The game creaks and groans under different expectations of how money is supposed to function. It punishes players for buying anything other than personal power, yet severely limits what personal power they can actually buy. It causes cognitive dissonance with its prices and raises a thousand questions on how the world actually functions if the players think about it for a moment. In short, it’s a mess, a victim of divergent maps not only of players but also of its designers.
The Iron Price or the Gold Price?
What can we do? The first and easiest way is to acknowledge its limitations. If everyone accepts the game and its implementation of money for what it is, not for what they expect it should be, they can have a good dungeon crawling time – what the system was designed for.

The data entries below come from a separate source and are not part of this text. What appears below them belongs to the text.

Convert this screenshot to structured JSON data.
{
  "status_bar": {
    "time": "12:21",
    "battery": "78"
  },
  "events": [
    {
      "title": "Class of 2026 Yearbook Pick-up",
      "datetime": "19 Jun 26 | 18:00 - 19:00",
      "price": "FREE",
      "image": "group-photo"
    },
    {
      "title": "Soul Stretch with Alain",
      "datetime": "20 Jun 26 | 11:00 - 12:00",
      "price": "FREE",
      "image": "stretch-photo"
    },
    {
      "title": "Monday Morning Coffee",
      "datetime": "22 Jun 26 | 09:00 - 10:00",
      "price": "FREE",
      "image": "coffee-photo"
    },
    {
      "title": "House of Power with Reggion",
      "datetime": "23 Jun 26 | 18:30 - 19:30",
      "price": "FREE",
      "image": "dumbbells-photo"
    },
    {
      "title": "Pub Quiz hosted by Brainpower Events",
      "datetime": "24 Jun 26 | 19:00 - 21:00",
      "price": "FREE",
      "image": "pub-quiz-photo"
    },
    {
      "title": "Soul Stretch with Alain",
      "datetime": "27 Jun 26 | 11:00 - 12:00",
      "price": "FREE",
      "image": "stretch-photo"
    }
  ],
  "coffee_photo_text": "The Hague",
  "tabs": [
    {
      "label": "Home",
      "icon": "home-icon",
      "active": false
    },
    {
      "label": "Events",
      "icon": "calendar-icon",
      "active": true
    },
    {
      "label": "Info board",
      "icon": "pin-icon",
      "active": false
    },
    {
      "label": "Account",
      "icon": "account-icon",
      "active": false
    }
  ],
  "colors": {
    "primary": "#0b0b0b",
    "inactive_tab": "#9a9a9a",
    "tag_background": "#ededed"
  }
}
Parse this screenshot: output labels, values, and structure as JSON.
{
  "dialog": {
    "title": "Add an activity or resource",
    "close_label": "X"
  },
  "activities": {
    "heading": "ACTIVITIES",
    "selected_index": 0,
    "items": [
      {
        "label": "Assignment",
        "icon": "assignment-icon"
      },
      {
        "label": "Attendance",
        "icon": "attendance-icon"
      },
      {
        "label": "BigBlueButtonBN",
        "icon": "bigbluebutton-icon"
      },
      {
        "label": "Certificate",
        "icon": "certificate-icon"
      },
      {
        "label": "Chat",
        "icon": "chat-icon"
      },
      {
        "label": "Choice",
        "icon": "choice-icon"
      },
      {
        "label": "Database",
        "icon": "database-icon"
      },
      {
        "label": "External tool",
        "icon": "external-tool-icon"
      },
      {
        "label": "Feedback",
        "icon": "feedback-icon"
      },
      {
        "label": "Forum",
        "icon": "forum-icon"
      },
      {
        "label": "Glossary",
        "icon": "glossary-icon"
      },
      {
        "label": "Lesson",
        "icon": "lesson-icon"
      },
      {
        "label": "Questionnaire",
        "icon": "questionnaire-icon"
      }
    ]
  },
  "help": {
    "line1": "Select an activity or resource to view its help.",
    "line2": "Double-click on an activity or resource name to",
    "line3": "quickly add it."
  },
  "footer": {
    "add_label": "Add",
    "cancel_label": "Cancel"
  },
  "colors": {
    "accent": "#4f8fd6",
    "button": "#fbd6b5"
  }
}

If, however, you wish money to be something more, to use them for something other than personal power of characters, I would suggest doing the following. Again, acknowledge the money-as-written as special, magical adventurer money. Rename it as residuum to avoid confusion. A magical substance, rarely if ever sold on the market, used only to create items of personal power and cast adventuring rituals. It is acquired from adventures – all those ancient magic items and hearts of dragons ground down. Personal power has iron price.

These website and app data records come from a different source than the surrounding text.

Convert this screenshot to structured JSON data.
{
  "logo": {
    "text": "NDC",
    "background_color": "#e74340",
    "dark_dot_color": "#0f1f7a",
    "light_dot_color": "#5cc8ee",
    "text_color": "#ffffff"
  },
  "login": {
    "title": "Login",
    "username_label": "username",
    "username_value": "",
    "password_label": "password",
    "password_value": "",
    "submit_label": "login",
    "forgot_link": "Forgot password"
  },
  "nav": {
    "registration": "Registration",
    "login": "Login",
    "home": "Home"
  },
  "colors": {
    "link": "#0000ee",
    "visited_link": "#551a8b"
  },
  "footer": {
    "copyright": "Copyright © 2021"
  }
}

And then re-introduce actual in-world money measured in copper and gold, money that can influence the world and be a part of economy, be used to pay for a room in a tavern or a passage on a ship – or the ship itself. Story rituals such as Speak with Dead are also paid for with this type of money. Abstract wealth would work better here, and can be integrated into the power vs level concept – either as separate tiers of worldly-influence-through-wealth power, or as a part of power as such. I’d suggest using an existing ruleset, such as company rules from Reign, or something more detailed. This is, by definition, the gold price.
If you’re so inclined, you could consider how having such dangerous commodity as residium affects the world and the economy it suddenly has. Most likely, it is tightly regulated anywhere there is a rule of law, as its primary purpose is to empower individuals to achieve great disruption. Official adventuring guilds sanctioned by the crown are tasked with governing magic items and residuum, which leads to black market thriving. And so on, towards a more interesting setting.

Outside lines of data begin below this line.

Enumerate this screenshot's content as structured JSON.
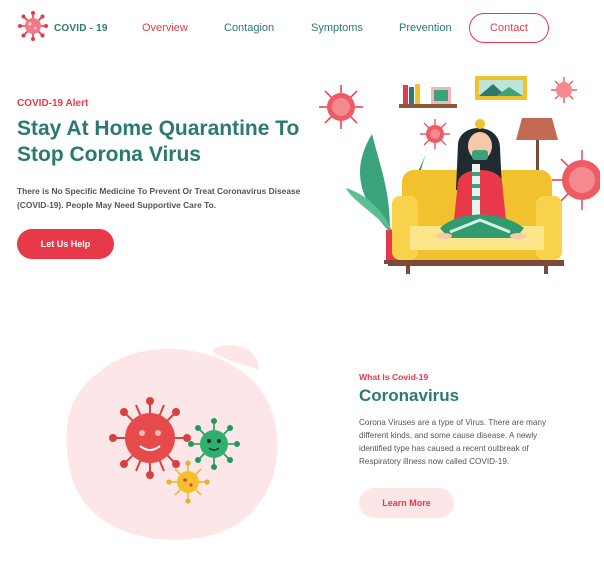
{
  "brand": {
    "name": "COVID - 19",
    "icon": "virus-icon"
  },
  "nav": {
    "items": [
      {
        "label": "Overview",
        "active": true
      },
      {
        "label": "Contagion",
        "active": false
      },
      {
        "label": "Symptoms",
        "active": false
      },
      {
        "label": "Prevention",
        "active": false
      }
    ],
    "contact_label": "Contact"
  },
  "hero": {
    "alert": "COVID-19 Alert",
    "title": "Stay At Home Quarantine To Stop Corona Virus",
    "description": "There is No Specific Medicine To Prevent Or Treat Coronavirus Disease (COVID-19). People May Need Supportive Care To.",
    "button_label": "Let Us Help"
  },
  "about": {
    "eyebrow": "What Is Covid-19",
    "title": "Coronavirus",
    "body": "Corona Viruses are a type of Virus. There are many different kinds, and some cause disease. A newly identified type has caused a recent outbreak of Respiratory illness now called COVID-19.",
    "button_label": "Learn More"
  },
  "colors": {
    "accent": "#e8394a",
    "primary": "#2b7a6f",
    "soft_pink": "#fde6e8"
  }
}
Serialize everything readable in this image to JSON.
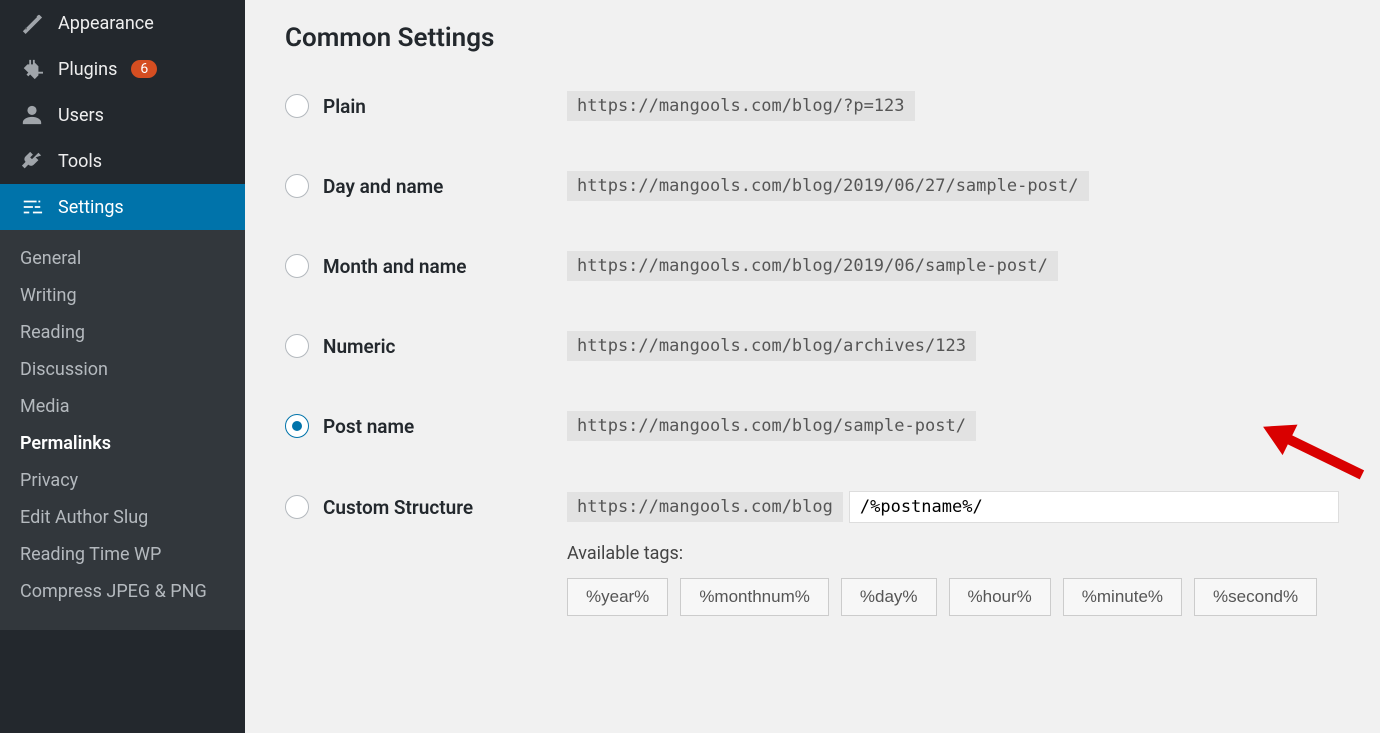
{
  "sidebar": {
    "items": [
      {
        "label": "Appearance",
        "icon": "appearance-icon",
        "key": "appearance"
      },
      {
        "label": "Plugins",
        "icon": "plugins-icon",
        "badge": "6",
        "key": "plugins"
      },
      {
        "label": "Users",
        "icon": "users-icon",
        "key": "users"
      },
      {
        "label": "Tools",
        "icon": "tools-icon",
        "key": "tools"
      },
      {
        "label": "Settings",
        "icon": "settings-icon",
        "key": "settings",
        "active": true
      }
    ],
    "subitems": [
      "General",
      "Writing",
      "Reading",
      "Discussion",
      "Media",
      "Permalinks",
      "Privacy",
      "Edit Author Slug",
      "Reading Time WP",
      "Compress JPEG & PNG"
    ],
    "current_subitem": "Permalinks"
  },
  "main": {
    "heading": "Common Settings",
    "options": [
      {
        "label": "Plain",
        "example": "https://mangools.com/blog/?p=123",
        "checked": false
      },
      {
        "label": "Day and name",
        "example": "https://mangools.com/blog/2019/06/27/sample-post/",
        "checked": false
      },
      {
        "label": "Month and name",
        "example": "https://mangools.com/blog/2019/06/sample-post/",
        "checked": false
      },
      {
        "label": "Numeric",
        "example": "https://mangools.com/blog/archives/123",
        "checked": false
      },
      {
        "label": "Post name",
        "example": "https://mangools.com/blog/sample-post/",
        "checked": true
      },
      {
        "label": "Custom Structure",
        "example": "https://mangools.com/blog",
        "checked": false,
        "input_value": "/%postname%/"
      }
    ],
    "available_tags_label": "Available tags:",
    "tags": [
      "%year%",
      "%monthnum%",
      "%day%",
      "%hour%",
      "%minute%",
      "%second%"
    ]
  },
  "colors": {
    "accent": "#0073aa",
    "badge": "#d54e21",
    "sidebar_bg": "#23282d",
    "arrow": "#d90000"
  }
}
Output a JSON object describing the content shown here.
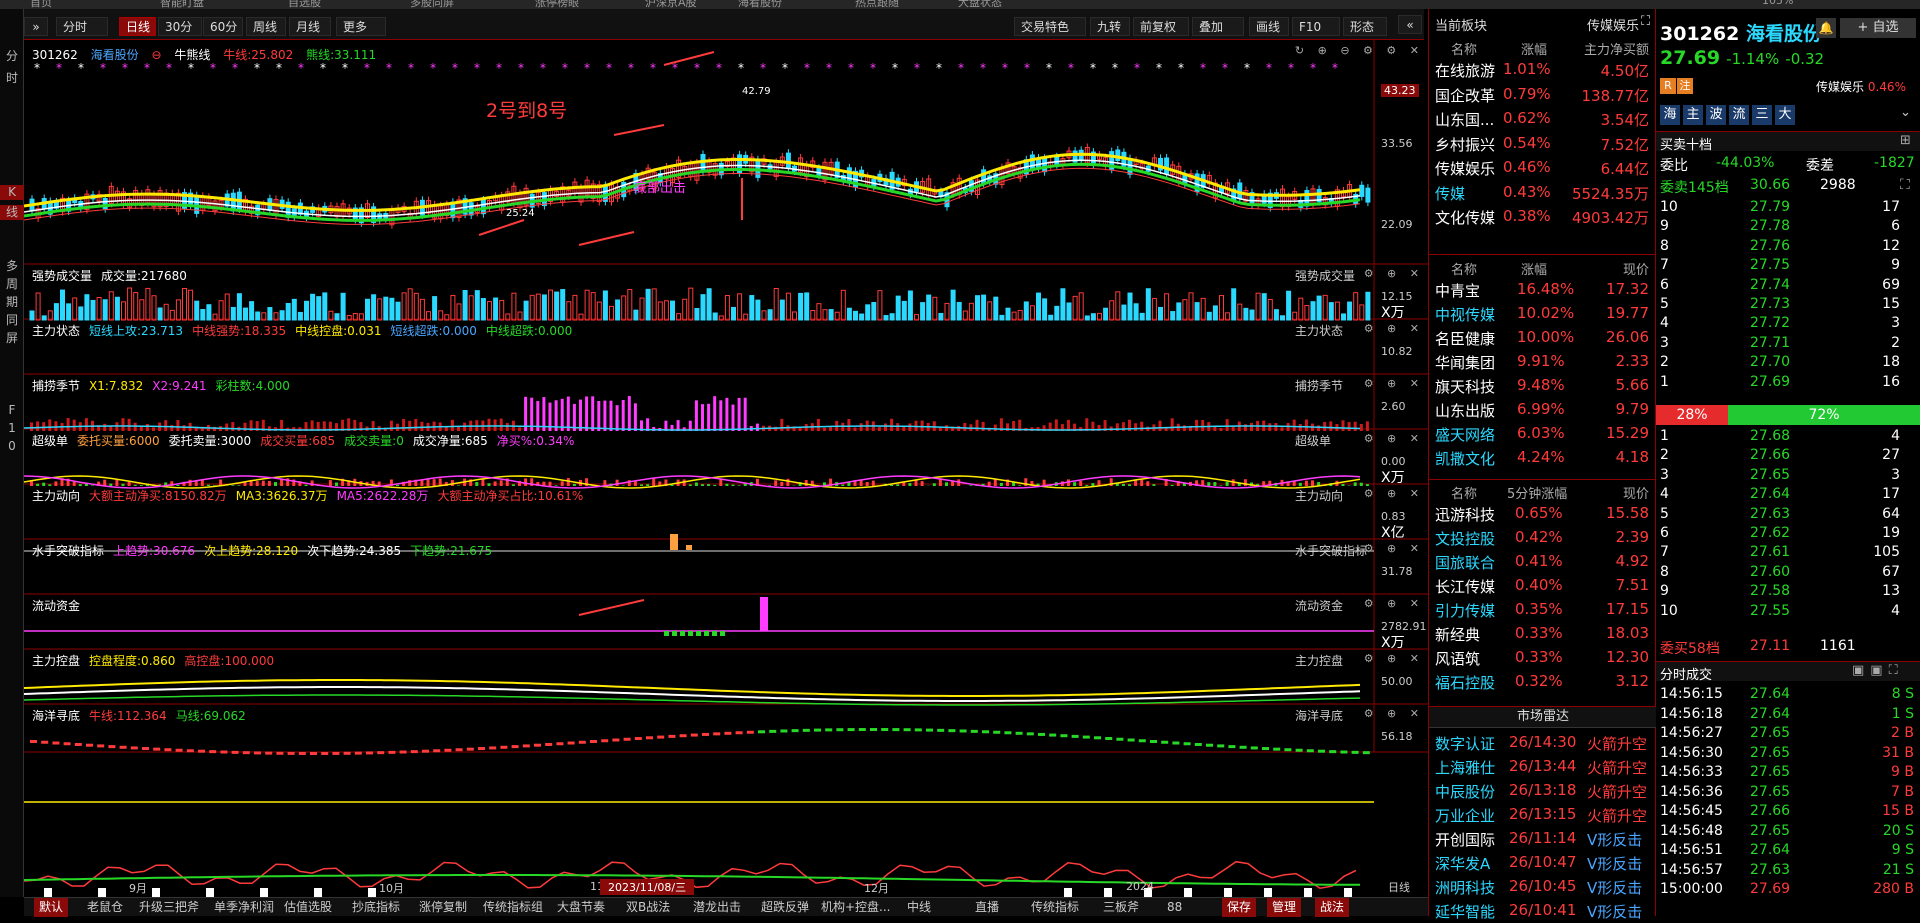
{
  "top_tabs": [
    "首页",
    "智能盯盘",
    "自选股",
    "多股同屏",
    "涨停榜眼",
    "沪深京A股",
    "海看股份",
    "热点跟随",
    "大盘状态"
  ],
  "top_zoom": "105%",
  "left_sidebar": {
    "items": [
      "分",
      "时",
      "K",
      "线",
      "多",
      "周",
      "期",
      "同",
      "屏",
      "F",
      "1",
      "0"
    ]
  },
  "toolbar": {
    "periods": [
      "分时",
      "日线",
      "30分",
      "60分",
      "周线",
      "月线",
      "更多"
    ],
    "active": "日线",
    "right_tools": [
      "交易特色",
      "九转",
      "前复权",
      "叠加",
      "画线",
      "F10",
      "形态"
    ]
  },
  "main_chart": {
    "code": "301262",
    "name": "海看股份",
    "ind_name": "牛熊线",
    "niu": "牛线:25.802",
    "xiong": "熊线:33.111",
    "price_labels": [
      "43.23",
      "33.56",
      "22.09"
    ],
    "high_label": "42.79",
    "low_label": "25.24",
    "annotation": "2号到8号",
    "banner": "底部出击"
  },
  "panels": [
    {
      "id": "vol",
      "title": "强势成交量",
      "items": [
        {
          "t": "成交量:217680",
          "c": "#ffffff"
        }
      ],
      "axis": [
        "12.15",
        "X万"
      ]
    },
    {
      "id": "zlzt",
      "title": "主力状态",
      "items": [
        {
          "t": "短线上攻:23.713",
          "c": "#2bd9ff"
        },
        {
          "t": "中线强势:18.335",
          "c": "#ff3b3b"
        },
        {
          "t": "中线控盘:0.031",
          "c": "#ffea00"
        },
        {
          "t": "短线超跌:0.000",
          "c": "#4aa6ff"
        },
        {
          "t": "中线超跌:0.000",
          "c": "#27d827"
        }
      ],
      "axis": [
        "10.82",
        ""
      ]
    },
    {
      "id": "blj",
      "title": "捕捞季节",
      "items": [
        {
          "t": "X1:7.832",
          "c": "#ffea00"
        },
        {
          "t": "X2:9.241",
          "c": "#ff3cff"
        },
        {
          "t": "彩柱数:4.000",
          "c": "#27d827"
        }
      ],
      "axis": [
        "2.60",
        ""
      ]
    },
    {
      "id": "cjd",
      "title": "超级单",
      "items": [
        {
          "t": "委托买量:6000",
          "c": "#ffa040"
        },
        {
          "t": "委托卖量:3000",
          "c": "#ffffff"
        },
        {
          "t": "成交买量:685",
          "c": "#ff3b3b"
        },
        {
          "t": "成交卖量:0",
          "c": "#27d827"
        },
        {
          "t": "成交净量:685",
          "c": "#ffffff"
        },
        {
          "t": "净买%:0.34%",
          "c": "#ff3cff"
        }
      ],
      "axis": [
        "0.00",
        "X万"
      ]
    },
    {
      "id": "zldx",
      "title": "主力动向",
      "items": [
        {
          "t": "大额主动净买:8150.82万",
          "c": "#ff3b3b"
        },
        {
          "t": "MA3:3626.37万",
          "c": "#ffea00"
        },
        {
          "t": "MA5:2622.28万",
          "c": "#ff3cff"
        },
        {
          "t": "大额主动净买占比:10.61%",
          "c": "#ff3b3b"
        }
      ],
      "axis": [
        "0.83",
        "X亿"
      ]
    },
    {
      "id": "sstp",
      "title": "水手突破指标",
      "items": [
        {
          "t": "上趋势:30.676",
          "c": "#ff3cff"
        },
        {
          "t": "次上趋势:28.120",
          "c": "#ffea00"
        },
        {
          "t": "次下趋势:24.385",
          "c": "#ffffff"
        },
        {
          "t": "下趋势:21.675",
          "c": "#27d827"
        }
      ],
      "axis": [
        "31.78",
        ""
      ]
    },
    {
      "id": "ldzj",
      "title": "流动资金",
      "items": [],
      "axis": [
        "2782.91",
        "X万"
      ]
    },
    {
      "id": "zlkp",
      "title": "主力控盘",
      "items": [
        {
          "t": "控盘程度:0.860",
          "c": "#ffea00"
        },
        {
          "t": "高控盘:100.000",
          "c": "#ff3b3b"
        }
      ],
      "axis": [
        "50.00",
        ""
      ]
    },
    {
      "id": "hyxd",
      "title": "海洋寻底",
      "items": [
        {
          "t": "牛线:112.364",
          "c": "#ff3b3b"
        },
        {
          "t": "马线:69.062",
          "c": "#27d827"
        }
      ],
      "axis": [
        "56.18",
        ""
      ]
    }
  ],
  "x_axis": {
    "labels": [
      "9月",
      "10月",
      "11",
      "12月",
      "2024"
    ],
    "current_date": "2023/11/08/三",
    "period": "日线"
  },
  "bottom_tabs": [
    "默认",
    "老鼠仓",
    "升级三把斧",
    "单季净利润",
    "估值选股",
    "抄底指标",
    "涨停复制",
    "传统指标组",
    "大盘节奏",
    "双B战法",
    "潜龙出击",
    "超跌反弹",
    "机构+控盘...",
    "中线",
    "直播",
    "传统指标",
    "三板斧",
    "88",
    "保存",
    "管理",
    "战法"
  ],
  "sector": {
    "title": "当前板块",
    "current": "传媒娱乐",
    "headers": [
      "名称",
      "涨幅",
      "主力净买额"
    ],
    "rows": [
      [
        "在线旅游",
        "1.01%",
        "4.50亿"
      ],
      [
        "国企改革",
        "0.79%",
        "138.77亿"
      ],
      [
        "山东国...",
        "0.62%",
        "3.54亿"
      ],
      [
        "乡村振兴",
        "0.54%",
        "7.52亿"
      ],
      [
        "传媒娱乐",
        "0.46%",
        "6.44亿"
      ],
      [
        "传媒",
        "0.43%",
        "5524.35万"
      ],
      [
        "文化传媒",
        "0.38%",
        "4903.42万"
      ]
    ]
  },
  "stocks": {
    "headers": [
      "名称",
      "涨幅",
      "现价"
    ],
    "rows": [
      [
        "中青宝",
        "16.48%",
        "17.32"
      ],
      [
        "中视传媒",
        "10.02%",
        "19.77"
      ],
      [
        "名臣健康",
        "10.00%",
        "26.06"
      ],
      [
        "华闻集团",
        "9.91%",
        "2.33"
      ],
      [
        "旗天科技",
        "9.48%",
        "5.66"
      ],
      [
        "山东出版",
        "6.99%",
        "9.79"
      ],
      [
        "盛天网络",
        "6.03%",
        "15.29"
      ],
      [
        "凯撒文化",
        "4.24%",
        "4.18"
      ]
    ]
  },
  "speed": {
    "headers": [
      "名称",
      "5分钟涨幅",
      "现价"
    ],
    "rows": [
      [
        "迅游科技",
        "0.65%",
        "15.58"
      ],
      [
        "文投控股",
        "0.42%",
        "2.39"
      ],
      [
        "国旅联合",
        "0.41%",
        "4.92"
      ],
      [
        "长江传媒",
        "0.40%",
        "7.51"
      ],
      [
        "引力传媒",
        "0.35%",
        "17.15"
      ],
      [
        "新经典",
        "0.33%",
        "18.03"
      ],
      [
        "风语筑",
        "0.33%",
        "12.30"
      ],
      [
        "福石控股",
        "0.32%",
        "3.12"
      ]
    ]
  },
  "radar": {
    "title": "市场雷达",
    "rows": [
      [
        "数字认证",
        "26/14:30",
        "火箭升空"
      ],
      [
        "上海雅仕",
        "26/13:44",
        "火箭升空"
      ],
      [
        "中辰股份",
        "26/13:18",
        "火箭升空"
      ],
      [
        "万业企业",
        "26/13:15",
        "火箭升空"
      ],
      [
        "开创国际",
        "26/11:14",
        "V形反击"
      ],
      [
        "深华发A",
        "26/10:47",
        "V形反击"
      ],
      [
        "洲明科技",
        "26/10:45",
        "V形反击"
      ],
      [
        "延华智能",
        "26/10:41",
        "V形反击"
      ]
    ]
  },
  "quote": {
    "code": "301262",
    "name": "海看股份",
    "price": "27.69",
    "change_pct": "-1.14%",
    "change": "-0.32",
    "sector": "传媒娱乐",
    "sector_pct": "0.46%",
    "add_btn": "+ 自选",
    "tags": [
      "R",
      "注"
    ],
    "quick": [
      "海",
      "主",
      "波",
      "流",
      "三",
      "大"
    ]
  },
  "orderbook": {
    "title": "买卖十档",
    "weibi": "-44.03%",
    "weicha": "-1827",
    "sell_total": [
      "委卖145档",
      "30.66",
      "2988"
    ],
    "sells": [
      [
        "10",
        "27.79",
        "17"
      ],
      [
        "9",
        "27.78",
        "6"
      ],
      [
        "8",
        "27.76",
        "12"
      ],
      [
        "7",
        "27.75",
        "9"
      ],
      [
        "6",
        "27.74",
        "69"
      ],
      [
        "5",
        "27.73",
        "15"
      ],
      [
        "4",
        "27.72",
        "3"
      ],
      [
        "3",
        "27.71",
        "2"
      ],
      [
        "2",
        "27.70",
        "18"
      ],
      [
        "1",
        "27.69",
        "16"
      ]
    ],
    "ratio": [
      "28%",
      "72%"
    ],
    "buys": [
      [
        "1",
        "27.68",
        "4"
      ],
      [
        "2",
        "27.66",
        "27"
      ],
      [
        "3",
        "27.65",
        "3"
      ],
      [
        "4",
        "27.64",
        "17"
      ],
      [
        "5",
        "27.63",
        "64"
      ],
      [
        "6",
        "27.62",
        "19"
      ],
      [
        "7",
        "27.61",
        "105"
      ],
      [
        "8",
        "27.60",
        "67"
      ],
      [
        "9",
        "27.58",
        "13"
      ],
      [
        "10",
        "27.55",
        "4"
      ]
    ],
    "buy_total": [
      "委买58档",
      "27.11",
      "1161"
    ]
  },
  "trades": {
    "title": "分时成交",
    "rows": [
      [
        "14:56:15",
        "27.64",
        "8 S"
      ],
      [
        "14:56:18",
        "27.64",
        "1 S"
      ],
      [
        "14:56:27",
        "27.65",
        "2 B"
      ],
      [
        "14:56:30",
        "27.65",
        "31 B"
      ],
      [
        "14:56:33",
        "27.65",
        "9 B"
      ],
      [
        "14:56:36",
        "27.65",
        "7 B"
      ],
      [
        "14:56:45",
        "27.66",
        "15 B"
      ],
      [
        "14:56:48",
        "27.65",
        "20 S"
      ],
      [
        "14:56:51",
        "27.64",
        "9 S"
      ],
      [
        "14:56:57",
        "27.63",
        "21 S"
      ],
      [
        "15:00:00",
        "27.69",
        "280 B"
      ]
    ]
  }
}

Naturally, these wealth sub-systems intersect. An adventure could promise one or both as its reward – each can serve as motivation. What can be accomplished with bribery can be accomplished with force. Every now and then an opportunity arises to trade one for another. But they should be distinct and separate so as not to confuse the fundamentally different concepts. By separating money from residuum, we allow the system to do what it was designed to do with residuum, while allowing players to do what they expect to be able to do with money. We can also mess with these expectations, e.g. by introducing various denominations of coins specific to particular countries – something we normally avoid for fear of disrupting the game balance.